Christmas is around the corner, and you’re starting to think about gifts for your little ones. But before you hand over your hard earned cash for the latest ‘educational’ electronic toy, think about this. Simple toys actually make for smarter babies.
That’s right. Those old fashioned wooden blocks and stacking toys are actually better for your baby.
How? The problem with electronic toys is that they tell your child what to do. Press this button. Look at this. Say this. There’s no room for creativity there.
Children solve problems with creativity
And yet children instinctively solve problems with creativity. They see what happens when they put this block here. Or that piece there. And if that doesn’t work, they’ll try another way.
Toys that tell children what to do don’t allow for the child’s natural creativity. Studies show that toys that allow the child to work out what to do with it means that they come up with all sorts of creative ways to play with them.
Studies also show that playing with electronic toys or media like ipads and television negatively impacts language development. Parents who read books, or play one on one with children help them to develop better language skills early on.

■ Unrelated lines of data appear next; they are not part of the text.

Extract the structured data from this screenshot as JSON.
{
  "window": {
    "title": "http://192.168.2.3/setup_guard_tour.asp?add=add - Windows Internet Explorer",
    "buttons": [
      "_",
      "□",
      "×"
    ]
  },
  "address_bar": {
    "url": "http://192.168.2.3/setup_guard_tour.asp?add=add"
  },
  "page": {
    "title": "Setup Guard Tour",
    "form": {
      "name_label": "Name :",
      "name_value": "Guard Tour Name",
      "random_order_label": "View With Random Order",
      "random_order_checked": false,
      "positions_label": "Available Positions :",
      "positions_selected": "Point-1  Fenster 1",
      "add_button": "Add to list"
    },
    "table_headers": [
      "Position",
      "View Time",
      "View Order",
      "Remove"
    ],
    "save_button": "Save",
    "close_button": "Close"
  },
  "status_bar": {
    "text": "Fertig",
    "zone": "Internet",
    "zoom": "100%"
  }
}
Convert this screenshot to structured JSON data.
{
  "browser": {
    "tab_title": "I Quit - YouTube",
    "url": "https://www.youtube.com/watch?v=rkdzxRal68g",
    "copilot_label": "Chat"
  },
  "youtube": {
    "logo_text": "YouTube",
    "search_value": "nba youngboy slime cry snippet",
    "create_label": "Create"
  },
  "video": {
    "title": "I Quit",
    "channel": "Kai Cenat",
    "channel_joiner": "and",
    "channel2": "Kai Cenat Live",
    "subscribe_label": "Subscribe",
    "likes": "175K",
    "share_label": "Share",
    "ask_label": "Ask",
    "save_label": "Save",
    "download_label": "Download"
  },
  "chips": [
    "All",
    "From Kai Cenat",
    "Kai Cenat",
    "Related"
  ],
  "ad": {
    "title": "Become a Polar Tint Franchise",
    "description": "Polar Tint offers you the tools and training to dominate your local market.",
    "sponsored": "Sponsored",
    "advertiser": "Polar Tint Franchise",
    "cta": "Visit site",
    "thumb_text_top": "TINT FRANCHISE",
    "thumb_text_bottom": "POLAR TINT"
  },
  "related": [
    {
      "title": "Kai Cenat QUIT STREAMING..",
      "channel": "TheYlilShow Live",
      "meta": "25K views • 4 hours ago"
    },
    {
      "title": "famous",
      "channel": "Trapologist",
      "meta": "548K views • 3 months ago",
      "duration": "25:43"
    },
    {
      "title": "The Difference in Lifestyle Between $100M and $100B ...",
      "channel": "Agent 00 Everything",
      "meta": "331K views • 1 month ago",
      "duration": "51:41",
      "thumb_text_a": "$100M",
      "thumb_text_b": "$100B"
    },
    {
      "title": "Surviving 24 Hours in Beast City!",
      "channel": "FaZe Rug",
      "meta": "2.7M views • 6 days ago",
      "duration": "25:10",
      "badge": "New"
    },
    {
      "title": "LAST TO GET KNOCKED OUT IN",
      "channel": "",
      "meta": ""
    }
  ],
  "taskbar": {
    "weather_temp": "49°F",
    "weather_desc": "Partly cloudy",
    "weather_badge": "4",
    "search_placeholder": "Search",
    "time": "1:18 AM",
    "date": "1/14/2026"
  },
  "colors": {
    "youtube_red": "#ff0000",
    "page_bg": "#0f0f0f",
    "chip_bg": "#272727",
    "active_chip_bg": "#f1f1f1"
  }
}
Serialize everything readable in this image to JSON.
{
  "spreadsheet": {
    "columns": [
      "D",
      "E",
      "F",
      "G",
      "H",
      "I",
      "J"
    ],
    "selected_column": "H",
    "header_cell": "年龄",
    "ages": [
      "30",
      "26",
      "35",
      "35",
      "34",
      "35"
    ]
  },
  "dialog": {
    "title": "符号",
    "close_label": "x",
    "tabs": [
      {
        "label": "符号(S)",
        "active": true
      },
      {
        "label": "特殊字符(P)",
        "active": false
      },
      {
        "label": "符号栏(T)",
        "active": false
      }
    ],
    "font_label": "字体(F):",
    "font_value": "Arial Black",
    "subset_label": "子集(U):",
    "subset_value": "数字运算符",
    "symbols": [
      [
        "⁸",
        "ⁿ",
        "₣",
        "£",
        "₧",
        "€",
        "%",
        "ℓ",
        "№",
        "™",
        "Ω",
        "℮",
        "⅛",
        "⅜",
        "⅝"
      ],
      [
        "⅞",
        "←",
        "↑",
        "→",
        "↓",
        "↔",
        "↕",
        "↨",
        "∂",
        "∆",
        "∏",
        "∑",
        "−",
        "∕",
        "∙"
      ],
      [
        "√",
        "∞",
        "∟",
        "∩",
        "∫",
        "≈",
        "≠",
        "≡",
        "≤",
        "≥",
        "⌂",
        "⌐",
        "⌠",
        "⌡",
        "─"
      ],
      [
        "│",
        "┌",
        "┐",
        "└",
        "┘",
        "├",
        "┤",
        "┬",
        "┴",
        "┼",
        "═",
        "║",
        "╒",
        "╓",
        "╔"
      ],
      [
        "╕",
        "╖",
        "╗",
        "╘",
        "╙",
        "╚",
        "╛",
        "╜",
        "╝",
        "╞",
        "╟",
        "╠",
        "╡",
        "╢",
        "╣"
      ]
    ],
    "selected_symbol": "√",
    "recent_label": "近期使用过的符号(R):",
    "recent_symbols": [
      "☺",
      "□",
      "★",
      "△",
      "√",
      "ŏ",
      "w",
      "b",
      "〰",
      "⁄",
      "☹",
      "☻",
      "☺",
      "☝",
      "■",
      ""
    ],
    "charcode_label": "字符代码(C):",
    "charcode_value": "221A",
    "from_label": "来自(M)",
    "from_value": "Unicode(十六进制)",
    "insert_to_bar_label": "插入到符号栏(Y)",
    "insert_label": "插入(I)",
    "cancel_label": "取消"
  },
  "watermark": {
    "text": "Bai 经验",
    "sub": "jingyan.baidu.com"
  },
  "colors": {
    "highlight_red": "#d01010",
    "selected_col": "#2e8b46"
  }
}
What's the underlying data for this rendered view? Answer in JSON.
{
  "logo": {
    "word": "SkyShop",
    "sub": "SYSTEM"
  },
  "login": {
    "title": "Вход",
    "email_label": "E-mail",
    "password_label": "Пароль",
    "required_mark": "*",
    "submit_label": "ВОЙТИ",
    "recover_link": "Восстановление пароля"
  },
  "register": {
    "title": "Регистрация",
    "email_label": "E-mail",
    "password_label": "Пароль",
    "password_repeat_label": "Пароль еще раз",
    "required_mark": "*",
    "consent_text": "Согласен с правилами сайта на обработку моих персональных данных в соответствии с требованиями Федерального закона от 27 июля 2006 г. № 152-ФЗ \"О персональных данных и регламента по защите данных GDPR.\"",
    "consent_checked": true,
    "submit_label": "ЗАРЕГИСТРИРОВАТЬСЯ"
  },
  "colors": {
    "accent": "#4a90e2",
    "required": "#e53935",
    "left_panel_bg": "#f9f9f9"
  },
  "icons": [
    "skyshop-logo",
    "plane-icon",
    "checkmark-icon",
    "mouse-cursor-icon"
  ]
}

Your child watches you, and works out how to do it. Children learn through repetition. So your child plays with the toy again and again until they’ve worked out how to do it. If it’s a toy with creative possibilities, they’ll find another way to play with it until they’ve worked that out, too.
So what sort of toys should you offer your baby?
Classic toys are classics for a reason. Babies and children love them! They offer endless ways to play with creativity and imagination.
Offer children wooden blocks, stacking games, sorting games, blocks with sounds, and coloured blocks. Children use blocks to stack, sort, build, as animals, trees, and all sorts of other crazy things that they invent. They’ll build them up and knock them down. Use them as roads for cars, or as spaghetti for a pretend dinner, or a tall tower. They’re limited only by their imaginations.
Here’s some of our bestselling simple wooden toys:
- Im Toy Deluxe Blocks Walker
- Wonderworld Colour from Nature wooden blocks
- Melissa & Doug Pattern Blocks & Boards
- Hape Creative Lacers
- QToys Shape & Size Board
- Wonderworld Rainbow Sound Blocks
- Melissa & Doug Wooden Geometric Stacker
Keep toys simple
Keep simple toys simple, and allow your baby to get the most out of them.
Offer only a few toys at a time. When you keep things simple, children can concentrate longer on one toy, and really get to grips with it. Otherwise they get distracted all the time and can’t concentrate and really learn.
Putting toys away, and only having a few out, means that children will really focus on what’s there. Then when they’re tiring of that toy, put it away for a couple of weeks and bring out some other ones.
Choose good quality toys that allow them to be played with in multiple different ways.
And in case you’re wondering, the principle is the same in the playground as it is at home. Simple is best.
I have a lovely example from my children’s primary school. Their school has a pine forest. And one of the most popular games in the pine forest, year after year, is cubbies. My children would come home raving about their wonderful cubby. And yet when I was taken to see these, they’d inevitably be a handful of sticks and a pinecone or two. But to my children, they were fairytale castles and forts.
So this Christmas, skip the expensive electronics and go with good quality, simple wooden toys. Your children will be smarter for it!
Don’t forget to check out Hello Charlie’s range of great wooden toys. Shop the range here.